--- Exercise material ---
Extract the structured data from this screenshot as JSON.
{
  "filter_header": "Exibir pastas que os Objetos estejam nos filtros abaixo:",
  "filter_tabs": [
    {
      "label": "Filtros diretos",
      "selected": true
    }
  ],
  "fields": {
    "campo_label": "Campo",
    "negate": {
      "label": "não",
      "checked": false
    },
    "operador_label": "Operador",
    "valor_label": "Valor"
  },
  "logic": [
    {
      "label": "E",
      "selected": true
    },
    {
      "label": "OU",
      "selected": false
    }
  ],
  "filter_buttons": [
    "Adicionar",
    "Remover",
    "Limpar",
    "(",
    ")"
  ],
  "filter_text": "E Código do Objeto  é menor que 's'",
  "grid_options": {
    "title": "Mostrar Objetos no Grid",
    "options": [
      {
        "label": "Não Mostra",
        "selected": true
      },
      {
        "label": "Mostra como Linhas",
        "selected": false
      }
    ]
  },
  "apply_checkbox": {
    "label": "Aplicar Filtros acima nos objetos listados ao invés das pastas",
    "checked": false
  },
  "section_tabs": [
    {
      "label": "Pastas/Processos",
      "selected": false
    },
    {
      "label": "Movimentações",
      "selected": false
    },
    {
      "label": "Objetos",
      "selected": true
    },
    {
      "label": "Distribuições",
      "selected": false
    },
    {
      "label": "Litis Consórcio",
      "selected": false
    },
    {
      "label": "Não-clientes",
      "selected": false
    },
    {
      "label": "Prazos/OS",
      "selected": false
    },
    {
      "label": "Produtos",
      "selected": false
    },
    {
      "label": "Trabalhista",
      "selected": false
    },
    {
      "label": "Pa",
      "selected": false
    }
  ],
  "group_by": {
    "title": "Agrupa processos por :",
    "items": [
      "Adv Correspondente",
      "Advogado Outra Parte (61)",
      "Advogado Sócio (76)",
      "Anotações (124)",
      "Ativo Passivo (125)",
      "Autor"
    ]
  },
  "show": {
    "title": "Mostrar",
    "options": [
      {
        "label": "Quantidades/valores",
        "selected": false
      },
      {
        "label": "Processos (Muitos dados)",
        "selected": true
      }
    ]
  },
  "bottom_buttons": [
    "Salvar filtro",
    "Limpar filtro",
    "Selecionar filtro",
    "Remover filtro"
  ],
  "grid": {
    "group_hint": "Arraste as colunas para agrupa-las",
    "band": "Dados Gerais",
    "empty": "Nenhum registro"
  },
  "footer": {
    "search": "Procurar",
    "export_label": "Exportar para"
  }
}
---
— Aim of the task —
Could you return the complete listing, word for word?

— Expected answer —
Extract the structured data from this screenshot as JSON.
{
  "filter_header": "Exibir pastas que os Objetos estejam nos filtros abaixo:",
  "filter_tabs": [
    {
      "label": "Filtros diretos",
      "selected": true
    }
  ],
  "fields": {
    "campo_label": "Campo",
    "negate": {
      "label": "não",
      "checked": false
    },
    "operador_label": "Operador",
    "valor_label": "Valor"
  },
  "logic": [
    {
      "label": "E",
      "selected": true
    },
    {
      "label": "OU",
      "selected": false
    }
  ],
  "filter_buttons": [
    "Adicionar",
    "Remover",
    "Limpar",
    "(",
    ")"
  ],
  "filter_text": "E Código do Objeto  é menor que 's'",
  "grid_options": {
    "title": "Mostrar Objetos no Grid",
    "options": [
      {
        "label": "Não Mostra",
        "selected": true
      },
      {
        "label": "Mostra como Linhas",
        "selected": false
      }
    ]
  },
  "apply_checkbox": {
    "label": "Aplicar Filtros acima nos objetos listados ao invés das pastas",
    "checked": false
  },
  "section_tabs": [
    {
      "label": "Pastas/Processos",
      "selected": false
    },
    {
      "label": "Movimentações",
      "selected": false
    },
    {
      "label": "Objetos",
      "selected": true
    },
    {
      "label": "Distribuições",
      "selected": false
    },
    {
      "label": "Litis Consórcio",
      "selected": false
    },
    {
      "label": "Não-clientes",
      "selected": false
    },
    {
      "label": "Prazos/OS",
      "selected": false
    },
    {
      "label": "Produtos",
      "selected": false
    },
    {
      "label": "Trabalhista",
      "selected": false
    },
    {
      "label": "Pa",
      "selected": false
    }
  ],
  "group_by": {
    "title": "Agrupa processos por :",
    "items": [
      "Adv Correspondente",
      "Advogado Outra Parte (61)",
      "Advogado Sócio (76)",
      "Anotações (124)",
      "Ativo Passivo (125)",
      "Autor"
    ]
  },
  "show": {
    "title": "Mostrar",
    "options": [
      {
        "label": "Quantidades/valores",
        "selected": false
      },
      {
        "label": "Processos (Muitos dados)",
        "selected": true
      }
    ]
  },
  "bottom_buttons": [
    "Salvar filtro",
    "Limpar filtro",
    "Selecionar filtro",
    "Remover filtro"
  ],
  "grid": {
    "group_hint": "Arraste as colunas para agrupa-las",
    "band": "Dados Gerais",
    "empty": "Nenhum registro"
  },
  "footer": {
    "search": "Procurar",
    "export_label": "Exportar para"
  }
}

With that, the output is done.